Mike was very informative about the whole process, citing the pros and cons of dumping prototype cartridges and how to handle them. Time wasn’t on my side, as EPROMs retain their data for a minimum of ten to twenty years, a deadline that was vastly approaching — that is, if an unknown amount of light exposure hadn’t caused erasure already. There was also the fact that the EPROMs were soldered to the board as opposed to socketed. This meant they would be difficult to remove and reattach without damaging the game. A risk Mike wasn’t willing to take.

Mike informed me about the Retrode, a device capable of dumping Sega Genesis/Mega Drive and Nintendo SNES/SFC games and SRAM1 data (save files) through a USB connection. But it wasn’t cheap. Again, I couldn’t justify buying something I’d only use once, so Mike began to ask around on my behalf. I was eventually directed to Luke Zapart who, to my surprise, was willing to ship me a Retrode. Needless to say, I was pleased with this arrangement because it meant I didn’t have to send my beloved collector’s item to a complete stranger.

Upon receiving the Retrode from Luke, I dumped both the pre-production cartridge and my own retail cartridge, and compared the two checksums. To my disappointment, they were a match. You may be wondering what this all means. Basically, the code is identical to the retail version and not a prototype after all. It was likely a press copy that was sent to magazines and such to be reviewed. While not the result I was hoping for, it’s still a neat little piece of video game history. I even learned a thing or two along the way, so it wasn’t all for naught.
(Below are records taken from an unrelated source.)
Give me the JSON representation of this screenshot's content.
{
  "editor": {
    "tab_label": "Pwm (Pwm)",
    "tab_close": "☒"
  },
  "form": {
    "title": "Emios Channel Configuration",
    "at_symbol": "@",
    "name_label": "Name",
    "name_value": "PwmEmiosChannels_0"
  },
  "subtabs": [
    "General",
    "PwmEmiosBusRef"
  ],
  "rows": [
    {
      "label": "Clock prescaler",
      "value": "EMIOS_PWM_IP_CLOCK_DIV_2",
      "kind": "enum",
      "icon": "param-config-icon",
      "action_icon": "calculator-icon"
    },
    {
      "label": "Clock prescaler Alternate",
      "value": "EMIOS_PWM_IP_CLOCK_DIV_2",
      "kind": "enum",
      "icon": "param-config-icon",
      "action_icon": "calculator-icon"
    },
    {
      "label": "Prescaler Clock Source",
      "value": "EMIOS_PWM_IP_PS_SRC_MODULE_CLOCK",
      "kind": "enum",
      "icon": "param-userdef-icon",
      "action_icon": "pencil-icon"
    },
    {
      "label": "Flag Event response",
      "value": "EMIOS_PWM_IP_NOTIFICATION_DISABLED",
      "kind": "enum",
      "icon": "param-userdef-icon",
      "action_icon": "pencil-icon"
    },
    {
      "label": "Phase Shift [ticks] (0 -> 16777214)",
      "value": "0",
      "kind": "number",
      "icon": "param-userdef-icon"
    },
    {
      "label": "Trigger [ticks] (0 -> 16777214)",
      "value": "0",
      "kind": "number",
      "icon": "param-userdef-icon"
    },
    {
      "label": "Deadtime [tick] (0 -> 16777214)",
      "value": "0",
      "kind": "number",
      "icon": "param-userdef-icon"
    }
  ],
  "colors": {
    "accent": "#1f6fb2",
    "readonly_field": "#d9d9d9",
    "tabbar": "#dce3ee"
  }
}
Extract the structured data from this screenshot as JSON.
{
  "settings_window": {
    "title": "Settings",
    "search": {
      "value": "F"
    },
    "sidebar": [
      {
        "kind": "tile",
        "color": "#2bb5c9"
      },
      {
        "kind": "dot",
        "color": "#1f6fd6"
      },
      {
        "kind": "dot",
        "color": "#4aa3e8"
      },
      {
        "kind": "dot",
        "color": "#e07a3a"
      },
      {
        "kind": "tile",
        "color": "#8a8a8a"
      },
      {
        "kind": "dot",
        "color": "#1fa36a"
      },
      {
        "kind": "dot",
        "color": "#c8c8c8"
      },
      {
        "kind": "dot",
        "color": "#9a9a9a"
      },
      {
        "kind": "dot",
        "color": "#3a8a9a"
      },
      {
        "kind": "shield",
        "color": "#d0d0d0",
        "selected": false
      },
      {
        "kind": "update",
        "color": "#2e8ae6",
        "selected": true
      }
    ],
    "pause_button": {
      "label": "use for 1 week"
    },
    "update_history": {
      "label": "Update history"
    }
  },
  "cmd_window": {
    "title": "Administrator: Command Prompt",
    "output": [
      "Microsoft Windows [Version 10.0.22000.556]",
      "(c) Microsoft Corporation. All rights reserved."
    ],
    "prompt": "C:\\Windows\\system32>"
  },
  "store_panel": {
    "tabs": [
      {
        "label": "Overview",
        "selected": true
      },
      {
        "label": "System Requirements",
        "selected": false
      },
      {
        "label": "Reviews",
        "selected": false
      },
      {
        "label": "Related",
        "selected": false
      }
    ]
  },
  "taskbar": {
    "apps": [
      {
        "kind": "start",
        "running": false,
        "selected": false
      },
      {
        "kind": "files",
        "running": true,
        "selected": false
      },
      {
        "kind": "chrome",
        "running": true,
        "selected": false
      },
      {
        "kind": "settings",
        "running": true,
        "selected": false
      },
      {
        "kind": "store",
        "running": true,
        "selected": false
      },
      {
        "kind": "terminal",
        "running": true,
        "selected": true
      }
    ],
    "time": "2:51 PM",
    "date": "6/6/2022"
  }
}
(Special thanks to Mike and Luke for all of their help and kindness.)